Sobell is one of those authors that, as a techie guy, I am always excited to read and review, and this time is no exception. This book, A Practical Guide to Fedora and Red Hat Enterprise Linux, Seventh Edition, is going to be another on my “recommend to read” list and a constant traveler with me for quite a while. For $60 US cover price ($33 right now on Amazon) you get not only this weighty volume of information, but a nice Fedora 19 DVD and 45 days free access to the online edition of the book as well (to help keep your work bag more manageable ;) Another keeper from Mark Sobell and Prentice Hall. Get your copy today!

June 21st, 2014, posted by linc

Linux System Administration LiveLessons By Ben Whaley (Pearson)

http://www.informit.com/store/linux-system-administration-livelessons-video-training-9780133551310

Wow, where do I even start. This is a LOT of material and really, my first review of a lengthy video (series). The series consists of 9 downloadable .mov files which total up to approximately 1.3Gb of space and around 350 minutes of video, or about 5.5 hours according to my video players calculations.

The first noticeable bonus from a video series as opposed to a book, is, well, video. You get to watch commands and examples in real time along with the information. Of course, the inverse is also true and if you are looking for quick reference or brevity then a book is really the way to go. Somehow, however, it almost seems as though I tend to get less distracted from the content with video than with a book. That can indeed be a bonus!

There are 9 video sections or selections in this series and the are as follows: Where to start, The Shell, Booting and Shutting Down, Access Controls and Root Powers, Controlling Processes, The File System, Log Files, TCP/IP Networking and finally, Security. This really is an exceptionally wide range of information to cover, I think, and that brings me to my review.

This videos series says it is aimed at Linux beginners, Administrators familiar with other OSes and Anyone interested in learning about Linux. All in all, I think that covers exactly everybody, everywhere. If you combine that with the enormous amount of information that wants to be covered in the subject material it just makes the objective impossible. I found the information good in some areas, too advanced for general and new users in others and completely missing in places as well. Even topically it seems a bit disjointed to me, for instance talking about how to “start out” without ever stepping through an actual Linux install, just use some pre built virtual machine copy. You hear a lot about running Linux via Vagrant and Virtualbox but as an actual System Administrator, I can assure you, that is not how most people run it. I realize we are talking nuts and bolts OS stuff here but I also found the content a bit dry. Some user or admin stories would have helped a great deal in that area. I would think finding a way to keep the interest of your audience would be even more paramount when dealing with dry technical content.

Now, does this mean it was all bad? Not at all and don’t walk away from this review with that impression.

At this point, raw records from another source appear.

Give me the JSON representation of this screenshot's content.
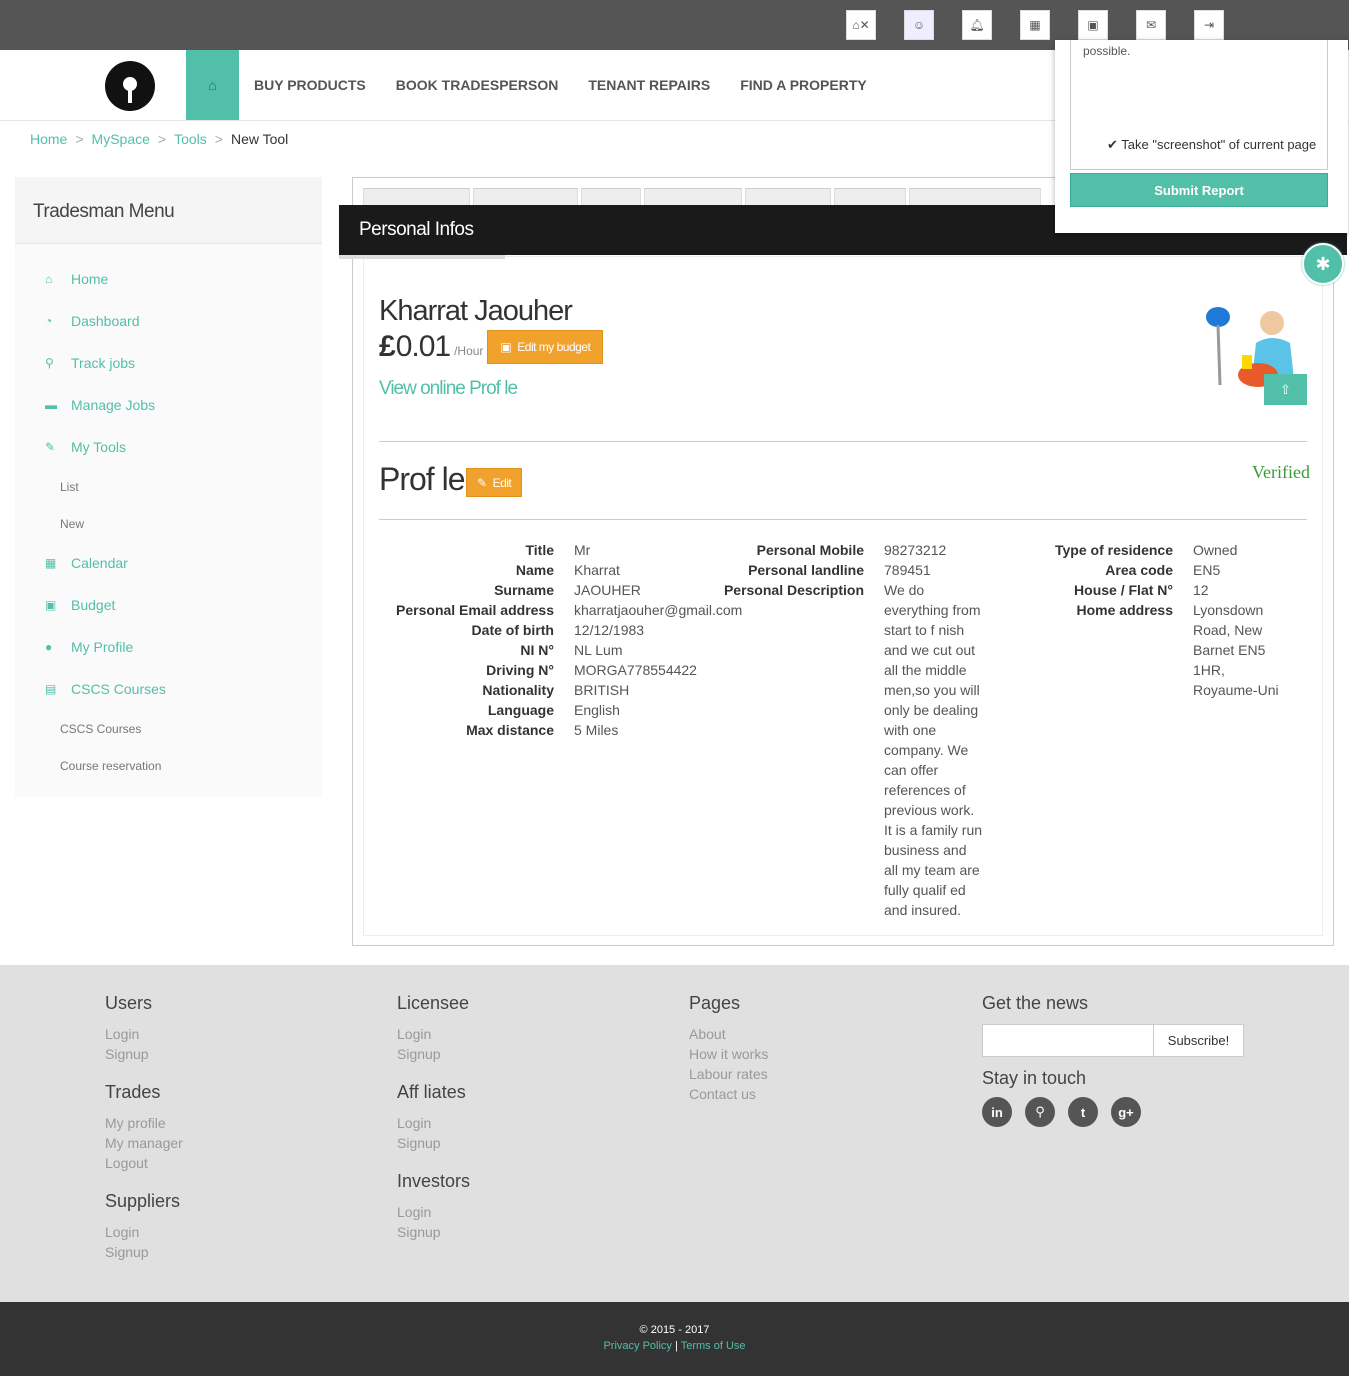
{
  "top_icons": [
    "home-x-icon",
    "avatar",
    "bell-x-icon",
    "calendar-x-icon",
    "money-x-icon",
    "mail-x-icon",
    "signout-x-icon"
  ],
  "nav": {
    "items": [
      "BUY PRODUCTS",
      "BOOK TRADESPERSON",
      "TENANT REPAIRS",
      "FIND A PROPERTY"
    ]
  },
  "breadcrumb": {
    "home": "Home",
    "myspace": "MySpace",
    "tools": "Tools",
    "current": "New Tool",
    "sep": ">"
  },
  "sidebar": {
    "title": "Tradesman Menu",
    "items": [
      {
        "label": "Home",
        "icon": "home-icon"
      },
      {
        "label": "Dashboard",
        "icon": "dashboard-icon"
      },
      {
        "label": "Track jobs",
        "icon": "map-marker-icon"
      },
      {
        "label": "Manage Jobs",
        "icon": "truck-icon"
      },
      {
        "label": "My Tools",
        "icon": "wrench-icon"
      },
      {
        "label": "Calendar",
        "icon": "calendar-icon"
      },
      {
        "label": "Budget",
        "icon": "money-icon"
      },
      {
        "label": "My Profile",
        "icon": "user-icon"
      },
      {
        "label": "CSCS Courses",
        "icon": "book-icon"
      }
    ],
    "tools_sub": [
      "List",
      "New"
    ],
    "cscs_sub": [
      "CSCS Courses",
      "Course reservation"
    ]
  },
  "section_title": "Personal Infos",
  "person": {
    "name": "Kharrat Jaouher",
    "currency": "£",
    "price": "0.01",
    "per_hour": "/Hour",
    "edit_budget": "Edit my budget",
    "view_profile": "View online Prof le"
  },
  "profile": {
    "title": "Prof le",
    "edit": "Edit",
    "verified": "Verified",
    "col1": [
      {
        "label": "Title",
        "value": "Mr"
      },
      {
        "label": "Name",
        "value": "Kharrat"
      },
      {
        "label": "Surname",
        "value": "JAOUHER"
      },
      {
        "label": "Personal Email address",
        "value": "kharratjaouher@gmail.com"
      },
      {
        "label": "Date of birth",
        "value": "12/12/1983"
      },
      {
        "label": "NI N°",
        "value": "NL Lum"
      },
      {
        "label": "Driving N°",
        "value": "MORGA778554422"
      },
      {
        "label": "Nationality",
        "value": "BRITISH"
      },
      {
        "label": "Language",
        "value": "English"
      },
      {
        "label": "Max distance",
        "value": "5 Miles"
      }
    ],
    "col2": [
      {
        "label": "Personal Mobile",
        "value": "98273212"
      },
      {
        "label": "Personal landline",
        "value": "789451"
      },
      {
        "label": "Personal Description",
        "value": "We do everything from start to f nish and we cut out all the middle men,so you will only be dealing with one company. We can offer references of previous work. It is a family run business and all my team are fully qualif ed and insured."
      }
    ],
    "col3": [
      {
        "label": "Type of residence",
        "value": "Owned"
      },
      {
        "label": "Area code",
        "value": "EN5"
      },
      {
        "label": "House / Flat N°",
        "value": "12"
      },
      {
        "label": "Home address",
        "value": "Lyonsdown Road, New Barnet EN5 1HR, Royaume-Uni"
      }
    ]
  },
  "report": {
    "text": "possible.",
    "screenshot": "Take \"screenshot\" of current page",
    "submit": "Submit Report"
  },
  "footer": {
    "users": {
      "title": "Users",
      "links": [
        "Login",
        "Signup"
      ]
    },
    "trades": {
      "title": "Trades",
      "links": [
        "My profile",
        "My manager",
        "Logout"
      ]
    },
    "suppliers": {
      "title": "Suppliers",
      "links": [
        "Login",
        "Signup"
      ]
    },
    "licensee": {
      "title": "Licensee",
      "links": [
        "Login",
        "Signup"
      ]
    },
    "affiliates": {
      "title": "Aff liates",
      "links": [
        "Login",
        "Signup"
      ]
    },
    "investors": {
      "title": "Investors",
      "links": [
        "Login",
        "Signup"
      ]
    },
    "pages": {
      "title": "Pages",
      "links": [
        "About",
        "How it works",
        "Labour rates",
        "Contact us"
      ]
    },
    "news": {
      "title": "Get the news",
      "subscribe": "Subscribe!"
    },
    "touch": {
      "title": "Stay in touch",
      "social": [
        "in",
        "⚲",
        "t",
        "g+"
      ]
    }
  },
  "bottom": {
    "copyright": "© 2015 - 2017",
    "privacy": "Privacy Policy",
    "sep": "|",
    "terms": "Terms of Use"
  }
}
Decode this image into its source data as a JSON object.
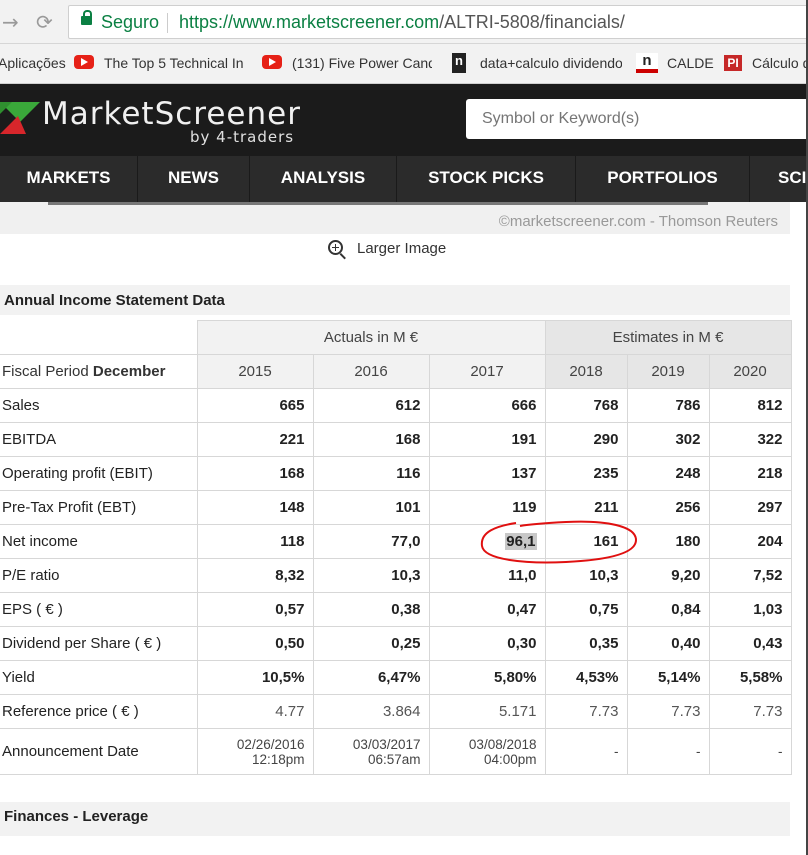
{
  "browser": {
    "secure_label": "Seguro",
    "url_host": "https://www.marketscreener.com",
    "url_path": "/ALTRI-5808/financials/"
  },
  "bookmarks": [
    {
      "label": "Aplicações"
    },
    {
      "label": "The Top 5 Technical In",
      "icon": "youtube-icon"
    },
    {
      "label": "(131) Five Power Cand",
      "icon": "youtube-icon"
    },
    {
      "label": "data+calculo dividendo",
      "icon": "n-logo-icon"
    },
    {
      "label": "CALDE",
      "icon": "n-logo-icon"
    },
    {
      "label": "Cálculo d",
      "icon": "pi-logo-icon"
    }
  ],
  "site": {
    "logo_text": "MarketScreener",
    "logo_sub": "by 4-traders",
    "search_placeholder": "Symbol or Keyword(s)",
    "nav": [
      "MARKETS",
      "NEWS",
      "ANALYSIS",
      "STOCK PICKS",
      "PORTFOLIOS",
      "SCI"
    ]
  },
  "chart_credit": "©marketscreener.com - Thomson Reuters",
  "larger_image": "Larger Image",
  "income": {
    "title": "Annual Income Statement Data",
    "actuals_label": "Actuals in M €",
    "estimates_label": "Estimates in M €",
    "fiscal_label": "Fiscal Period ",
    "fiscal_month": "December",
    "years": [
      "2015",
      "2016",
      "2017",
      "2018",
      "2019",
      "2020"
    ],
    "rows": [
      {
        "label": "Sales",
        "values": [
          "665",
          "612",
          "666",
          "768",
          "786",
          "812"
        ]
      },
      {
        "label": "EBITDA",
        "values": [
          "221",
          "168",
          "191",
          "290",
          "302",
          "322"
        ]
      },
      {
        "label": "Operating profit (EBIT)",
        "values": [
          "168",
          "116",
          "137",
          "235",
          "248",
          "218"
        ]
      },
      {
        "label": "Pre-Tax Profit (EBT)",
        "values": [
          "148",
          "101",
          "119",
          "211",
          "256",
          "297"
        ]
      },
      {
        "label": "Net income",
        "values": [
          "118",
          "77,0",
          "96,1",
          "161",
          "180",
          "204"
        ]
      },
      {
        "label": "P/E ratio",
        "values": [
          "8,32",
          "10,3",
          "11,0",
          "10,3",
          "9,20",
          "7,52"
        ]
      },
      {
        "label": "EPS ( € )",
        "values": [
          "0,57",
          "0,38",
          "0,47",
          "0,75",
          "0,84",
          "1,03"
        ]
      },
      {
        "label": "Dividend per Share ( € )",
        "values": [
          "0,50",
          "0,25",
          "0,30",
          "0,35",
          "0,40",
          "0,43"
        ]
      },
      {
        "label": "Yield",
        "values": [
          "10,5%",
          "6,47%",
          "5,80%",
          "4,53%",
          "5,14%",
          "5,58%"
        ]
      },
      {
        "label": "Reference price ( € )",
        "values": [
          "4.77",
          "3.864",
          "5.171",
          "7.73",
          "7.73",
          "7.73"
        ]
      }
    ],
    "announcement": {
      "label": "Announcement Date",
      "values": [
        {
          "date": "02/26/2016",
          "time": "12:18pm"
        },
        {
          "date": "03/03/2017",
          "time": "06:57am"
        },
        {
          "date": "03/08/2018",
          "time": "04:00pm"
        },
        {
          "date": "-",
          "time": ""
        },
        {
          "date": "-",
          "time": ""
        },
        {
          "date": "-",
          "time": ""
        }
      ]
    }
  },
  "leverage_title": "Finances - Leverage",
  "colors": {
    "accent_green": "#0b8043",
    "header_bg": "#1b1b1b",
    "annotation_red": "#e01010"
  }
}
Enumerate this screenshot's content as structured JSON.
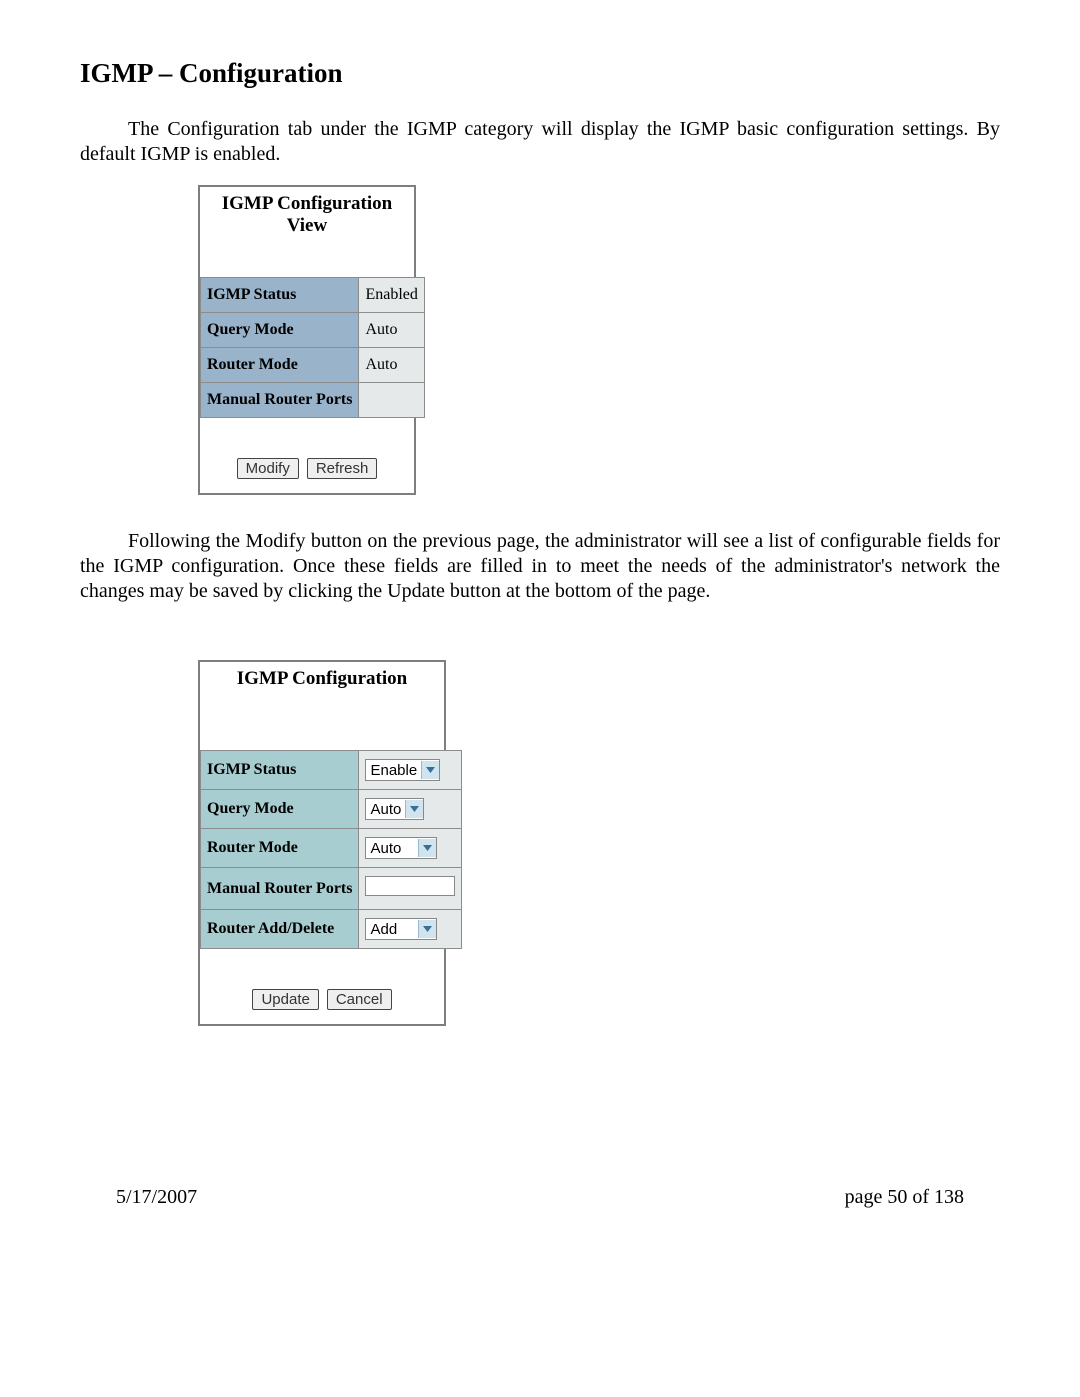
{
  "heading": "IGMP – Configuration",
  "para1": "The Configuration tab under the IGMP category will display the IGMP basic configuration settings.  By default IGMP is enabled.",
  "para2": "Following the Modify button on the previous page, the administrator will see a list of configurable fields for the IGMP configuration.  Once these fields are filled in to meet the needs of the administrator's network the changes may be saved by clicking the Update button at the bottom of the page.",
  "panel_view": {
    "title": "IGMP Configuration View",
    "rows": [
      {
        "label": "IGMP Status",
        "value": "Enabled"
      },
      {
        "label": "Query Mode",
        "value": "Auto"
      },
      {
        "label": "Router Mode",
        "value": "Auto"
      },
      {
        "label": "Manual Router Ports",
        "value": ""
      }
    ],
    "buttons": {
      "modify": "Modify",
      "refresh": "Refresh"
    }
  },
  "panel_edit": {
    "title": "IGMP Configuration",
    "rows": [
      {
        "label": "IGMP Status",
        "select": "Enable"
      },
      {
        "label": "Query Mode",
        "select": "Auto"
      },
      {
        "label": "Router Mode",
        "select": "Auto"
      },
      {
        "label": "Manual Router Ports",
        "input": ""
      },
      {
        "label": "Router Add/Delete",
        "select": "Add"
      }
    ],
    "buttons": {
      "update": "Update",
      "cancel": "Cancel"
    }
  },
  "footer": {
    "date": "5/17/2007",
    "page": "page 50 of 138"
  }
}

There is some genuinely good information buried in there for most Administrator levels, just realize that if something sounds too advanced or technical for you, skip to the next video chapter, much like you would in a book. Ben seems to not only know what he’s talking about but I don’t think I noticed him saying “er” or “ah” or “um” in nearly 6 hours of video :) Usable as it is, the perfect fix for this would be to split the info up into 2 *much* shorter general videos. Aim one of them at the total beginner and aim the other at advandced. You may even want to break off some of the heavier topics for their own videos where they can get more specialized attention. Networking would be a great candidate for that.

I love Pearson to death as they have some of the best techie content out there, but this one needs some work I think.

June 9th, 2014, posted by linc